Chronic kidney diseases are a severe and growing worldwide problem with a lack of effective treatments often leading to dialysis, transplantation, and high costs to health care systems. Up to 10% of the global population suffers from kidney disease and in the U.S. alone, kidney diseases account for over $130 billion in annual costs.
Drug development in kidney diseases is experiencing a resurgence due to greater understanding of disease biology, utilization of novel translational platforms and patient stratification tools, and emergence of accelerated regulatory pathways based on surrogate endpoints. These dynamics have converged to create attractive opportunities for the development of precision therapies.
At Chinook, we are focused on rare, severe chronic kidney diseases with well-defined clinical pathways. Our lead clinical program is atrasentan, a potent and selective endothelin A (ETA) receptor antagonist. We are currently conducting the phase 3 ALIGN trial of atrasentan for IgA nephropathy (IgAN), phase 2 AFFINITY basket trial for proteinuric glomerular diseases, and phase 2 ASSIST crossover trial for individuals with IgAN on stable doses of a renin-angiotensin system inhibitor (RASi) and an SGLT2 inhibitor (SGLT2i). Our second product candidate, zigakibart (BION-1301), is an anti-APRIL monoclonal antibody in phase 3 and phase 1/2 development for patients with IgAN. Our third product candidate is CHK-336, an oral small molecule lactate dehydrogenase (LDHA) inhibitor that is in phase 1 development for the treatment of primary and idiopathic hyperoxaluria.
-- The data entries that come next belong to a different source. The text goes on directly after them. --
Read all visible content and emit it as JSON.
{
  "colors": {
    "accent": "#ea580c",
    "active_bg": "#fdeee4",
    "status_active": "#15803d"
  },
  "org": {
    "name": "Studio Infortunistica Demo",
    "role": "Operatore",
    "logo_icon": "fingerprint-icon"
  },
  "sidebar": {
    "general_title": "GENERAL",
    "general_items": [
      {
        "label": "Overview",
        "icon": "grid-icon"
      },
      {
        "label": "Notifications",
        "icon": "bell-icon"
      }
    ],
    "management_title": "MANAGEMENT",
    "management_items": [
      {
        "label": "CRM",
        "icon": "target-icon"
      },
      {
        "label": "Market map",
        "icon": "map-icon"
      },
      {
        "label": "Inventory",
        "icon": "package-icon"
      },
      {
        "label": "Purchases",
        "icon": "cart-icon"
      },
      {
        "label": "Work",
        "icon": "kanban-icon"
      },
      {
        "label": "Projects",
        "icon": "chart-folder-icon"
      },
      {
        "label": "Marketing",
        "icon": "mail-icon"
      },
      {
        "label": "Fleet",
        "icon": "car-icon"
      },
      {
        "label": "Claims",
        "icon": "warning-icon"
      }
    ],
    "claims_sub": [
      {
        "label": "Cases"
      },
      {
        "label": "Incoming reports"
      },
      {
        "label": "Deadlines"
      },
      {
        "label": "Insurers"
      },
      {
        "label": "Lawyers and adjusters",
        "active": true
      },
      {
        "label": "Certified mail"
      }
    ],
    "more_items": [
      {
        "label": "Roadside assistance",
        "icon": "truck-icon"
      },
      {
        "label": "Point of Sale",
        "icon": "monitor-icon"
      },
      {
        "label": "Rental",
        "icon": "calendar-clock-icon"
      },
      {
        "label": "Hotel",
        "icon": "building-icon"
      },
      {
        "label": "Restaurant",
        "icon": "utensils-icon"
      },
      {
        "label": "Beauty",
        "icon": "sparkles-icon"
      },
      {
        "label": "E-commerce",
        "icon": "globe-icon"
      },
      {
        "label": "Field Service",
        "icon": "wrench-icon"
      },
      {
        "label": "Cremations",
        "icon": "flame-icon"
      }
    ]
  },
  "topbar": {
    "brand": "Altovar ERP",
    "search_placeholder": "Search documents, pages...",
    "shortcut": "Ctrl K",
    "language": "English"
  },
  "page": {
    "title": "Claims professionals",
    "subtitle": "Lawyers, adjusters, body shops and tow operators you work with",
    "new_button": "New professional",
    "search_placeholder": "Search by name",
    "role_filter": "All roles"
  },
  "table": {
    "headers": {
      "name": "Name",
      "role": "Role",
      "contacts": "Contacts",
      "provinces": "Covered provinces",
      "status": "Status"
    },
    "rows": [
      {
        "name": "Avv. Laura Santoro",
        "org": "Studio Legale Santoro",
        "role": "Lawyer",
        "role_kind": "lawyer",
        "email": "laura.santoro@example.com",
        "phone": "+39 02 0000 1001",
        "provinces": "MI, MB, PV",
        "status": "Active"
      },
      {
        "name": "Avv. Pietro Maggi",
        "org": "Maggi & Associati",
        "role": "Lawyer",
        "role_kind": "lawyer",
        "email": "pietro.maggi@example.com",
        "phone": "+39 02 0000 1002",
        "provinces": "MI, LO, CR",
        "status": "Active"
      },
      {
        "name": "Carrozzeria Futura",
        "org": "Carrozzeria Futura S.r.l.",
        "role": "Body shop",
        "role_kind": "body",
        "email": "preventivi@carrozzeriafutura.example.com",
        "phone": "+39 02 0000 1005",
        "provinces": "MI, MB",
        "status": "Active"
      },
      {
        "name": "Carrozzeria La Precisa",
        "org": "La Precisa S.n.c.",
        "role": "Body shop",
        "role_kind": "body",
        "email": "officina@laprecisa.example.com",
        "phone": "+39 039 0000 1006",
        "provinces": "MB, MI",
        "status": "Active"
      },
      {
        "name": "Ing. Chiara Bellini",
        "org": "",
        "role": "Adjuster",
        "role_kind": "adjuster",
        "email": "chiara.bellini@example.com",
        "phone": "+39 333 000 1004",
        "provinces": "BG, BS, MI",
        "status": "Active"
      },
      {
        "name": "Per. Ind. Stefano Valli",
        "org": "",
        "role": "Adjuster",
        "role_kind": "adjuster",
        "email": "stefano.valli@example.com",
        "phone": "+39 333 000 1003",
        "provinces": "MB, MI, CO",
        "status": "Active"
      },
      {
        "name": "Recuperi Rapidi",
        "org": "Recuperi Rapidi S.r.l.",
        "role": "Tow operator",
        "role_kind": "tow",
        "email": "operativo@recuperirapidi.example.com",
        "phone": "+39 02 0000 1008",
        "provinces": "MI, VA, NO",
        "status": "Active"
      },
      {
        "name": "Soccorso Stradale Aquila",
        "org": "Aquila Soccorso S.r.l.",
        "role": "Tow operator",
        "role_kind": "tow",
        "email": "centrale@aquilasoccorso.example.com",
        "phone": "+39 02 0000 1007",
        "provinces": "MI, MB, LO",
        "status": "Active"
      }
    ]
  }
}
In addition, we are conducting research programs in other rare, severe chronic kidney diseases. We seek to build our pipeline by leveraging insights from kidney single cell RNA sequencing and large chronic kidney disease, or CKD, patient cohorts that have been comprehensively panomically phenotyped, with retained biosamples and prospective clinical follow-up, to discover and develop therapeutic candidates with mechanisms of action targeted against key kidney disease pathways.